▶ _Records shown_:

= = = = =

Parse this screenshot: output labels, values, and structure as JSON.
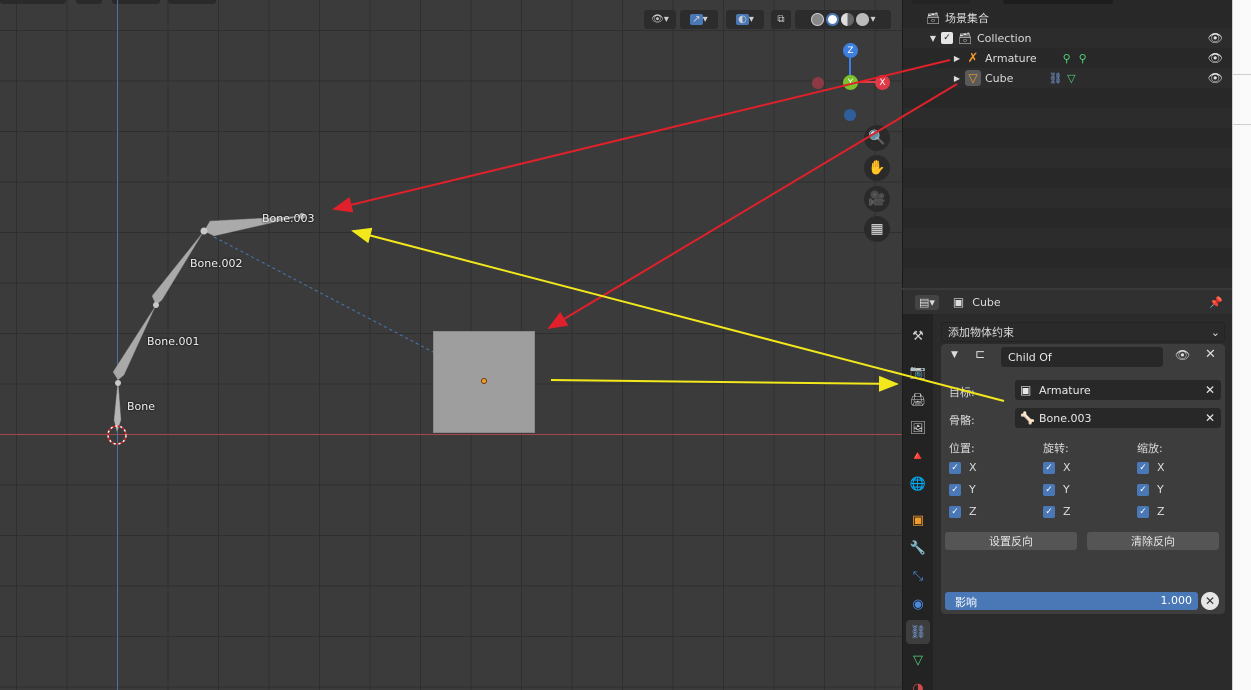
{
  "viewport": {
    "bones": [
      {
        "name": "bone",
        "label": "Bone"
      },
      {
        "name": "bone-001",
        "label": "Bone.001"
      },
      {
        "name": "bone-002",
        "label": "Bone.002"
      },
      {
        "name": "bone-003",
        "label": "Bone.003"
      }
    ],
    "gizmo": {
      "z": "Z",
      "y": "Y",
      "x": "X"
    }
  },
  "outliner": {
    "scene_collection": "场景集合",
    "collection": "Collection",
    "armature": "Armature",
    "cube": "Cube"
  },
  "properties": {
    "object_name": "Cube",
    "add_constraint": "添加物体约束",
    "constraint_name": "Child Of",
    "target_label": "目标:",
    "target_value": "Armature",
    "bone_label": "骨骼:",
    "bone_value": "Bone.003",
    "location_label": "位置:",
    "rotation_label": "旋转:",
    "scale_label": "缩放:",
    "axes": [
      "X",
      "Y",
      "Z"
    ],
    "set_inverse": "设置反向",
    "clear_inverse": "清除反向",
    "influence_label": "影响",
    "influence_value": "1.000"
  },
  "colors": {
    "accent_blue": "#4a78b6",
    "annotation_red": "#e0202a",
    "annotation_yellow": "#f2e81c",
    "object_orange": "#f29a2a",
    "mesh_green": "#55d07a"
  }
}
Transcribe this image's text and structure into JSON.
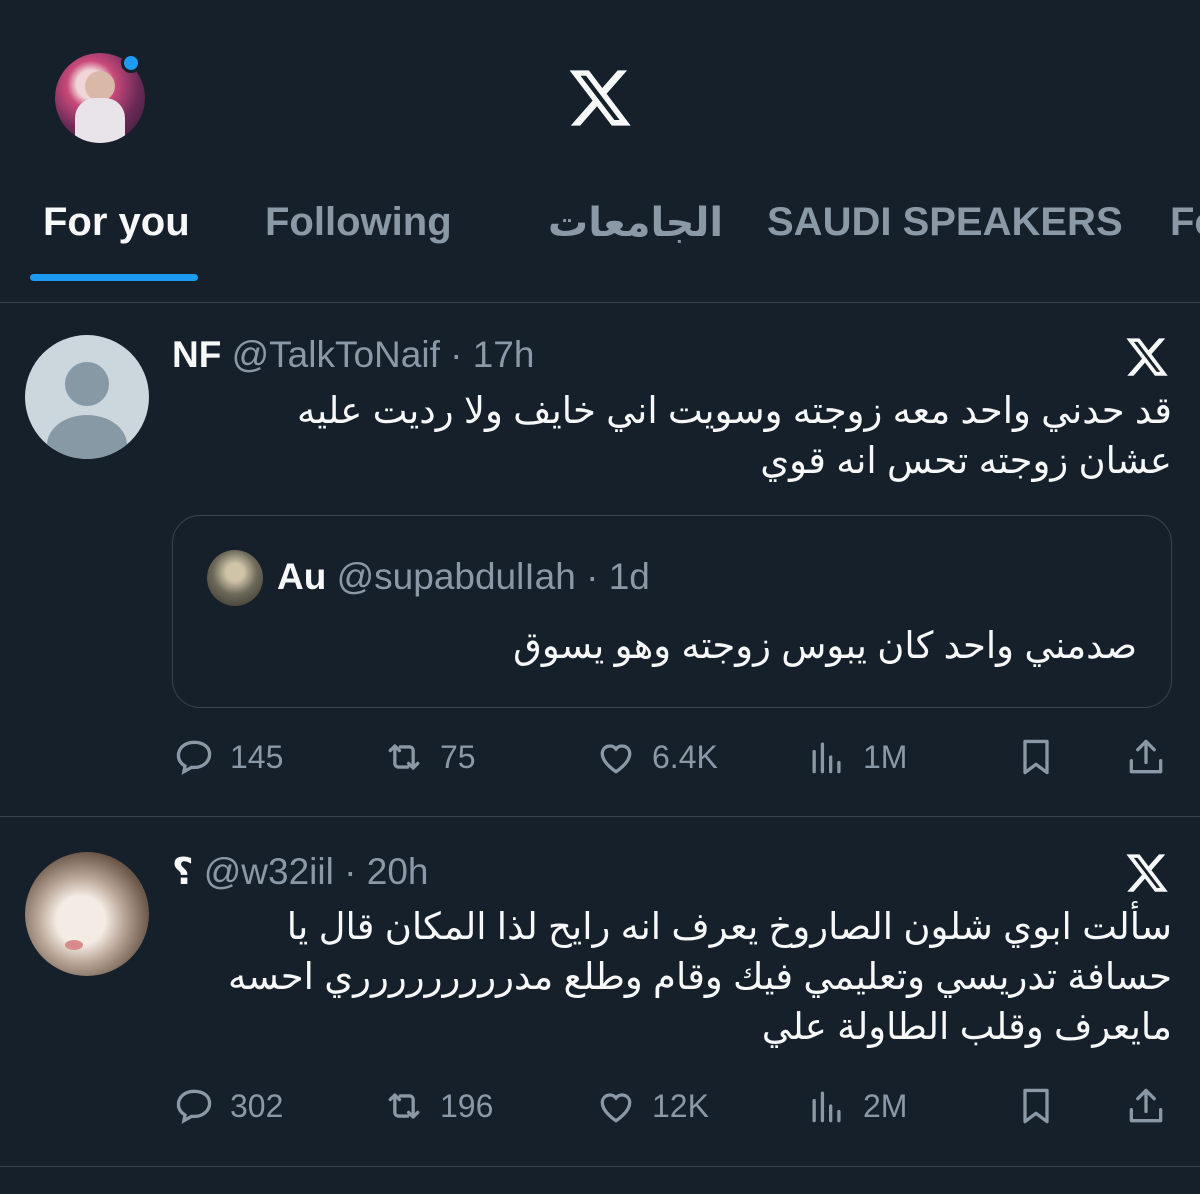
{
  "header": {
    "logo": "x-logo-icon",
    "colors": {
      "background": "#15202b",
      "accent": "#1d9bf0",
      "secondary_text": "#8b98a5",
      "border": "#38444d"
    }
  },
  "tabs": [
    {
      "label": "For you",
      "active": true
    },
    {
      "label": "Following",
      "active": false
    },
    {
      "label": "الجامعات",
      "active": false
    },
    {
      "label": "SAUDI SPEAKERS",
      "active": false
    },
    {
      "label": "Fo",
      "active": false
    }
  ],
  "tweets": [
    {
      "name": "NF",
      "handle": "@TalkToNaif",
      "time": "17h",
      "text_lines": [
        "قد حدني واحد معه زوجته وسويت اني خايف ولا رديت عليه",
        "عشان زوجته تحس انه قوي"
      ],
      "quote": {
        "name": "Au",
        "handle": "@supabdulIah",
        "time": "1d",
        "text": "صدمني واحد كان يبوس زوجته وهو يسوق"
      },
      "stats": {
        "replies": "145",
        "retweets": "75",
        "likes": "6.4K",
        "views": "1M"
      }
    },
    {
      "name": "؟",
      "handle": "@w32iil",
      "time": "20h",
      "text_lines": [
        "سألت ابوي شلون الصاروخ يعرف انه رايح لذا المكان قال يا",
        "حسافة تدريسي وتعليمي فيك وقام وطلع مدررررررررري احسه",
        "مايعرف وقلب الطاولة علي"
      ],
      "stats": {
        "replies": "302",
        "retweets": "196",
        "likes": "12K",
        "views": "2M"
      }
    }
  ]
}
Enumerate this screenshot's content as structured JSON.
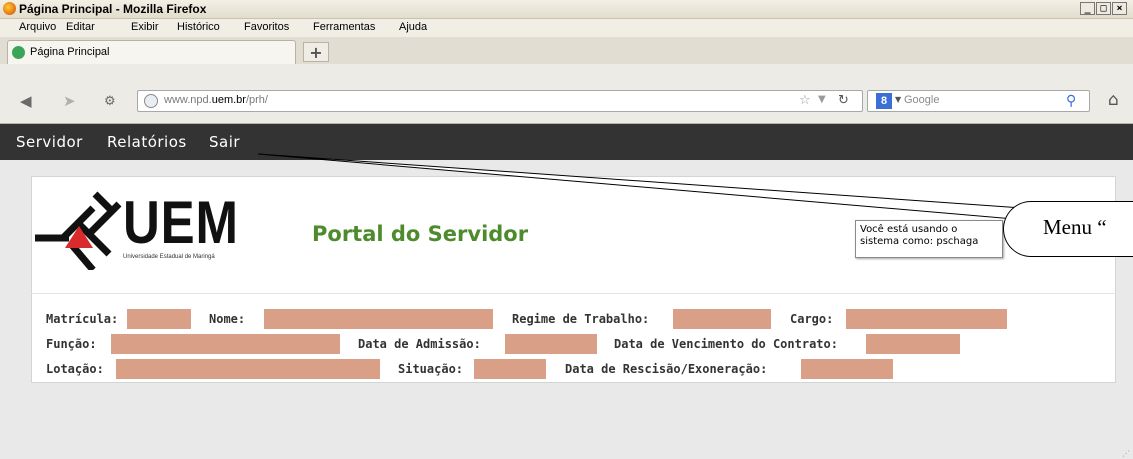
{
  "window": {
    "title": "Página Principal - Mozilla Firefox",
    "controls": [
      "_",
      "□",
      "×"
    ]
  },
  "menu": {
    "items": [
      "Arquivo",
      "Editar",
      "Exibir",
      "Histórico",
      "Favoritos",
      "Ferramentas",
      "Ajuda"
    ]
  },
  "tab": {
    "label": "Página Principal",
    "new_tab_symbol": "+"
  },
  "nav": {
    "url_prefix": "www.npd.",
    "url_domain": "uem.br",
    "url_path": "/prh/",
    "search_engine": "Google",
    "search_engine_icon": "8"
  },
  "site_menu": {
    "items": [
      "Servidor",
      "Relatórios",
      "Sair"
    ]
  },
  "header": {
    "logo_text": "UEM",
    "logo_subtitle": "Universidade Estadual de Maringá",
    "portal_title": "Portal do Servidor",
    "user_line1": "Você está usando o",
    "user_line2": "sistema como: pschaga"
  },
  "annotation": {
    "callout_text": "Menu “"
  },
  "fields": {
    "matricula": "Matrícula:",
    "nome": "Nome:",
    "regime": "Regime de Trabalho:",
    "cargo": "Cargo:",
    "funcao": "Função:",
    "admissao": "Data de Admissão:",
    "vencimento": "Data de Vencimento do Contrato:",
    "lotacao": "Lotação:",
    "situacao": "Situação:",
    "rescisao": "Data de Rescisão/Exoneração:"
  },
  "colors": {
    "site_menu_bg": "#333333",
    "field_fill": "#d99f87",
    "portal_title": "#4e8b2c"
  }
}
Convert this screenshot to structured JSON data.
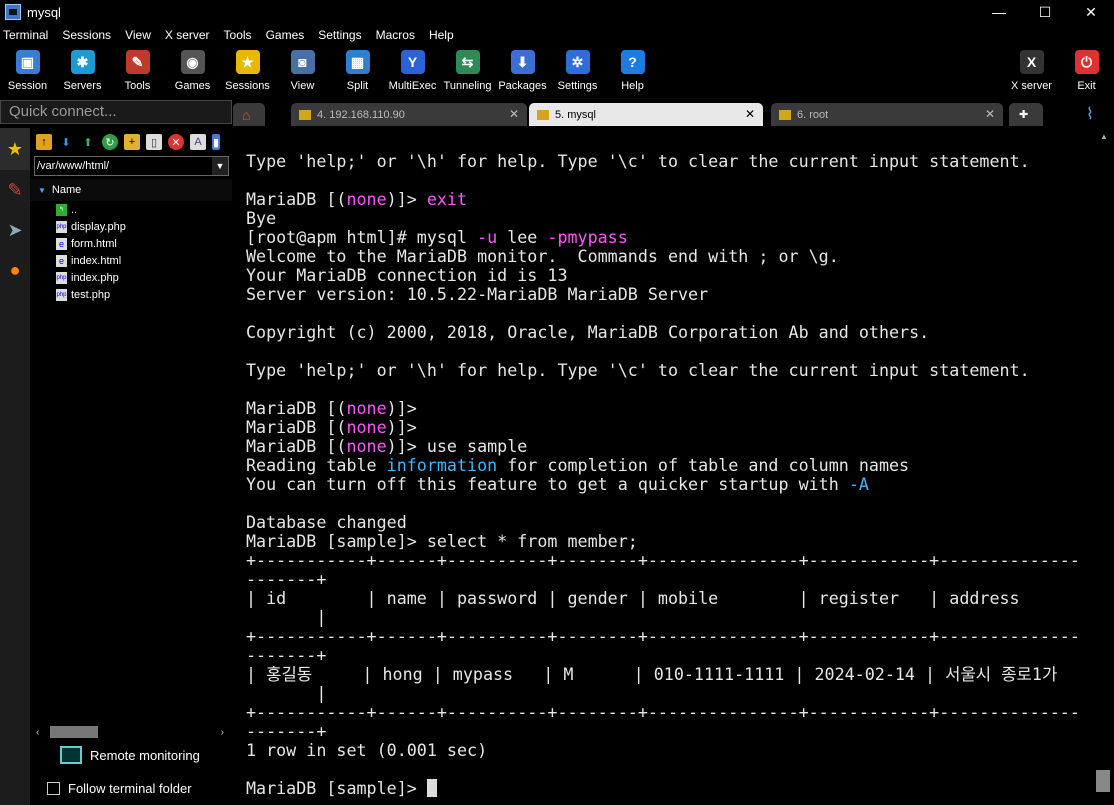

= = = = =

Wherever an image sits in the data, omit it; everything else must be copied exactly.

Parse this screenshot: output labels, values, and structure as JSON.
{
  "viewport": {
    "bones": [
      {
        "name": "bone",
        "label": "Bone"
      },
      {
        "name": "bone-001",
        "label": "Bone.001"
      },
      {
        "name": "bone-002",
        "label": "Bone.002"
      },
      {
        "name": "bone-003",
        "label": "Bone.003"
      }
    ],
    "gizmo": {
      "z": "Z",
      "y": "Y",
      "x": "X"
    }
  },
  "outliner": {
    "scene_collection": "场景集合",
    "collection": "Collection",
    "armature": "Armature",
    "cube": "Cube"
  },
  "properties": {
    "object_name": "Cube",
    "add_constraint": "添加物体约束",
    "constraint_name": "Child Of",
    "target_label": "目标:",
    "target_value": "Armature",
    "bone_label": "骨骼:",
    "bone_value": "Bone.003",
    "location_label": "位置:",
    "rotation_label": "旋转:",
    "scale_label": "缩放:",
    "axes": [
      "X",
      "Y",
      "Z"
    ],
    "set_inverse": "设置反向",
    "clear_inverse": "清除反向",
    "influence_label": "影响",
    "influence_value": "1.000"
  },
  "colors": {
    "accent_blue": "#4a78b6",
    "annotation_red": "#e0202a",
    "annotation_yellow": "#f2e81c",
    "object_orange": "#f29a2a",
    "mesh_green": "#55d07a"
  }
}
Transcribe this image's text and structure into JSON.
{
  "header": {
    "logo": "x-logo-icon",
    "colors": {
      "background": "#15202b",
      "accent": "#1d9bf0",
      "secondary_text": "#8b98a5",
      "border": "#38444d"
    }
  },
  "tabs": [
    {
      "label": "For you",
      "active": true
    },
    {
      "label": "Following",
      "active": false
    },
    {
      "label": "الجامعات",
      "active": false
    },
    {
      "label": "SAUDI SPEAKERS",
      "active": false
    },
    {
      "label": "Fo",
      "active": false
    }
  ],
  "tweets": [
    {
      "name": "NF",
      "handle": "@TalkToNaif",
      "time": "17h",
      "text_lines": [
        "قد حدني واحد معه زوجته وسويت اني خايف ولا رديت عليه",
        "عشان زوجته تحس انه قوي"
      ],
      "quote": {
        "name": "Au",
        "handle": "@supabdulIah",
        "time": "1d",
        "text": "صدمني واحد كان يبوس زوجته وهو يسوق"
      },
      "stats": {
        "replies": "145",
        "retweets": "75",
        "likes": "6.4K",
        "views": "1M"
      }
    },
    {
      "name": "؟",
      "handle": "@w32iil",
      "time": "20h",
      "text_lines": [
        "سألت ابوي شلون الصاروخ يعرف انه رايح لذا المكان قال يا",
        "حسافة تدريسي وتعليمي فيك وقام وطلع مدررررررررري احسه",
        "مايعرف وقلب الطاولة علي"
      ],
      "stats": {
        "replies": "302",
        "retweets": "196",
        "likes": "12K",
        "views": "2M"
      }
    }
  ]
}
Enumerate this screenshot's content as structured JSON.
{
  "window": {
    "title": "Página Principal - Mozilla Firefox",
    "controls": [
      "_",
      "□",
      "×"
    ]
  },
  "menu": {
    "items": [
      "Arquivo",
      "Editar",
      "Exibir",
      "Histórico",
      "Favoritos",
      "Ferramentas",
      "Ajuda"
    ]
  },
  "tab": {
    "label": "Página Principal",
    "new_tab_symbol": "+"
  },
  "nav": {
    "url_prefix": "www.npd.",
    "url_domain": "uem.br",
    "url_path": "/prh/",
    "search_engine": "Google",
    "search_engine_icon": "8"
  },
  "site_menu": {
    "items": [
      "Servidor",
      "Relatórios",
      "Sair"
    ]
  },
  "header": {
    "logo_text": "UEM",
    "logo_subtitle": "Universidade Estadual de Maringá",
    "portal_title": "Portal do Servidor",
    "user_line1": "Você está usando o",
    "user_line2": "sistema como: pschaga"
  },
  "annotation": {
    "callout_text": "Menu “"
  },
  "fields": {
    "matricula": "Matrícula:",
    "nome": "Nome:",
    "regime": "Regime de Trabalho:",
    "cargo": "Cargo:",
    "funcao": "Função:",
    "admissao": "Data de Admissão:",
    "vencimento": "Data de Vencimento do Contrato:",
    "lotacao": "Lotação:",
    "situacao": "Situação:",
    "rescisao": "Data de Rescisão/Exoneração:"
  },
  "colors": {
    "site_menu_bg": "#333333",
    "field_fill": "#d99f87",
    "portal_title": "#4e8b2c"
  }
}
Convert this screenshot to structured JSON data.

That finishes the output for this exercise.